Where does the word "JSON" occur in the entries below? Copy every line that has it.

══ Input records ══

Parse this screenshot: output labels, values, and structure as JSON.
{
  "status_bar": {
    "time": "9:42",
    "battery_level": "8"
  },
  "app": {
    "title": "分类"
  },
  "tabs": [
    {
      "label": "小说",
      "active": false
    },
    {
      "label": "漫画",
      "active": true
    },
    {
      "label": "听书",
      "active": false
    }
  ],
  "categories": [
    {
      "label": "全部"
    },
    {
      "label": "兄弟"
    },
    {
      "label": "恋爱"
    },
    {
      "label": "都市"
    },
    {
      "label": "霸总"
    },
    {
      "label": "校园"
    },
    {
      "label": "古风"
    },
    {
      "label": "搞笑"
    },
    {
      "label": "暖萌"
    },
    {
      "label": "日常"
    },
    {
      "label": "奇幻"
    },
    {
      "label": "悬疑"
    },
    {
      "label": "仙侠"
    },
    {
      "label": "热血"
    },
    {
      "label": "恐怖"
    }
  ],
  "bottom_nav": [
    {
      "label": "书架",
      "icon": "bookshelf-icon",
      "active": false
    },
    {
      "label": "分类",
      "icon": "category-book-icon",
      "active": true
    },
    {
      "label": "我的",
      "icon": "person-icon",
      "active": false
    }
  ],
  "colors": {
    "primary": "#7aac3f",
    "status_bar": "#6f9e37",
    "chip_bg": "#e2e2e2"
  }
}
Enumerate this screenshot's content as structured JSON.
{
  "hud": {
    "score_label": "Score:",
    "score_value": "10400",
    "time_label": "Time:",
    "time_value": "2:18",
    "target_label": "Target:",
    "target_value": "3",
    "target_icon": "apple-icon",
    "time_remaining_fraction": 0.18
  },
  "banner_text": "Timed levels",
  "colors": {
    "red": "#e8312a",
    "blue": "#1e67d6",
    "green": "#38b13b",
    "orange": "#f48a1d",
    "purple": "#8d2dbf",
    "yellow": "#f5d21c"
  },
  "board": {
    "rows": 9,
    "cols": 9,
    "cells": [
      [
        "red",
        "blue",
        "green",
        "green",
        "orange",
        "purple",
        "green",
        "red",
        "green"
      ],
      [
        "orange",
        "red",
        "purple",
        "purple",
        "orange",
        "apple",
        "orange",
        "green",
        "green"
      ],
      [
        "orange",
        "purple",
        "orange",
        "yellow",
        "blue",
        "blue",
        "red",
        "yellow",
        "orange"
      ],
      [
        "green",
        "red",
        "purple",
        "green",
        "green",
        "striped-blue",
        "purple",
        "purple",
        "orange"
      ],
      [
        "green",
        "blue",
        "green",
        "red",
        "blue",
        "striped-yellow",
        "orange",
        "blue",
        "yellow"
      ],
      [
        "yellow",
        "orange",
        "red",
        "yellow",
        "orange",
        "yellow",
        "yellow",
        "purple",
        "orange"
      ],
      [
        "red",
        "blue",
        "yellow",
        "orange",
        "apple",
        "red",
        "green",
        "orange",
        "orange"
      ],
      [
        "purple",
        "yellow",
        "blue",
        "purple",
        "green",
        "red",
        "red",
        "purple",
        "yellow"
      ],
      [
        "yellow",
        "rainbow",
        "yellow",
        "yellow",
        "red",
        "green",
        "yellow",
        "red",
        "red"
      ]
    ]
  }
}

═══

Exercise result:
Parse this screenshot: output labels, values, and structure as JSON.
Enumerate this screenshot's content as structured JSON.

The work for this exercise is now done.